Data records:
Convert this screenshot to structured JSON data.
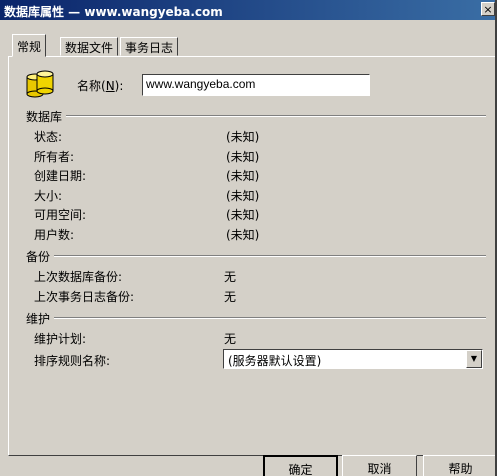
{
  "window": {
    "title": "数据库属性 — www.wangyeba.com",
    "close_glyph": "×"
  },
  "tabs": [
    {
      "label": "常规"
    },
    {
      "label": "数据文件"
    },
    {
      "label": "事务日志"
    }
  ],
  "general": {
    "name_label_pre": "名称(",
    "name_label_key": "N",
    "name_label_post": "):",
    "name_value": "www.wangyeba.com"
  },
  "database_section": {
    "heading": "数据库",
    "rows": [
      {
        "label": "状态:",
        "value": "(未知)"
      },
      {
        "label": "所有者:",
        "value": "(未知)"
      },
      {
        "label": "创建日期:",
        "value": "(未知)"
      },
      {
        "label": "大小:",
        "value": "(未知)"
      },
      {
        "label": "可用空间:",
        "value": "(未知)"
      },
      {
        "label": "用户数:",
        "value": "(未知)"
      }
    ]
  },
  "backup_section": {
    "heading": "备份",
    "rows": [
      {
        "label": "上次数据库备份:",
        "value": "无"
      },
      {
        "label": "上次事务日志备份:",
        "value": "无"
      }
    ]
  },
  "maintenance_section": {
    "heading": "维护",
    "plan_label": "维护计划:",
    "plan_value": "无",
    "collation_label": "排序规则名称:",
    "collation_value": "(服务器默认设置)",
    "dropdown_glyph": "▼"
  },
  "buttons": {
    "ok": "确定",
    "cancel": "取消",
    "help": "帮助"
  },
  "colors": {
    "titlebar": "#0a246a",
    "face": "#d4d0c8"
  }
}
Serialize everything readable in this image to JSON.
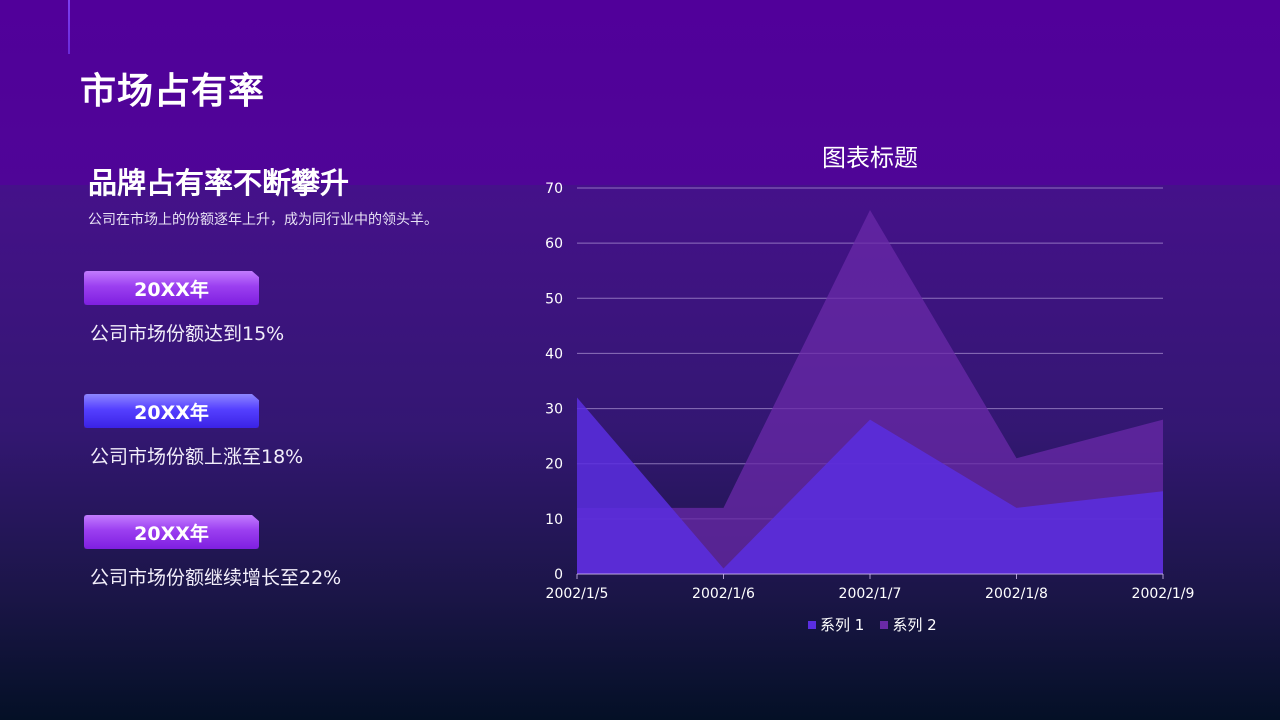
{
  "page": {
    "title": "市场占有率",
    "subtitle": "品牌占有率不断攀升",
    "description": "公司在市场上的份额逐年上升，成为同行业中的领头羊。"
  },
  "entries": [
    {
      "year": "20XX年",
      "text": "公司市场份额达到15%",
      "color": "#9b3ff0"
    },
    {
      "year": "20XX年",
      "text": "公司市场份额上涨至18%",
      "color": "#5540ff"
    },
    {
      "year": "20XX年",
      "text": "公司市场份额继续增长至22%",
      "color": "#9b3ff0"
    }
  ],
  "chart_data": {
    "type": "area",
    "title": "图表标题",
    "categories": [
      "2002/1/5",
      "2002/1/6",
      "2002/1/7",
      "2002/1/8",
      "2002/1/9"
    ],
    "series": [
      {
        "name": "系列 1",
        "values": [
          32,
          1,
          28,
          12,
          15
        ],
        "color": "#5a2ee0"
      },
      {
        "name": "系列 2",
        "values": [
          12,
          12,
          66,
          21,
          28
        ],
        "color": "#6a2aa8"
      }
    ],
    "ylim": [
      0,
      70
    ],
    "yticks": [
      0,
      10,
      20,
      30,
      40,
      50,
      60,
      70
    ],
    "grid": true,
    "legend": "bottom"
  }
}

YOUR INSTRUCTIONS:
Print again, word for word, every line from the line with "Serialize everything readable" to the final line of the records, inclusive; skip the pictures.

ANSWER TO THIS PROBLEM:
Serialize everything readable in this image to JSON.
{
  "page": {
    "title": "市场占有率",
    "subtitle": "品牌占有率不断攀升",
    "description": "公司在市场上的份额逐年上升，成为同行业中的领头羊。"
  },
  "entries": [
    {
      "year": "20XX年",
      "text": "公司市场份额达到15%",
      "color": "#9b3ff0"
    },
    {
      "year": "20XX年",
      "text": "公司市场份额上涨至18%",
      "color": "#5540ff"
    },
    {
      "year": "20XX年",
      "text": "公司市场份额继续增长至22%",
      "color": "#9b3ff0"
    }
  ],
  "chart_data": {
    "type": "area",
    "title": "图表标题",
    "categories": [
      "2002/1/5",
      "2002/1/6",
      "2002/1/7",
      "2002/1/8",
      "2002/1/9"
    ],
    "series": [
      {
        "name": "系列 1",
        "values": [
          32,
          1,
          28,
          12,
          15
        ],
        "color": "#5a2ee0"
      },
      {
        "name": "系列 2",
        "values": [
          12,
          12,
          66,
          21,
          28
        ],
        "color": "#6a2aa8"
      }
    ],
    "ylim": [
      0,
      70
    ],
    "yticks": [
      0,
      10,
      20,
      30,
      40,
      50,
      60,
      70
    ],
    "grid": true,
    "legend": "bottom"
  }
}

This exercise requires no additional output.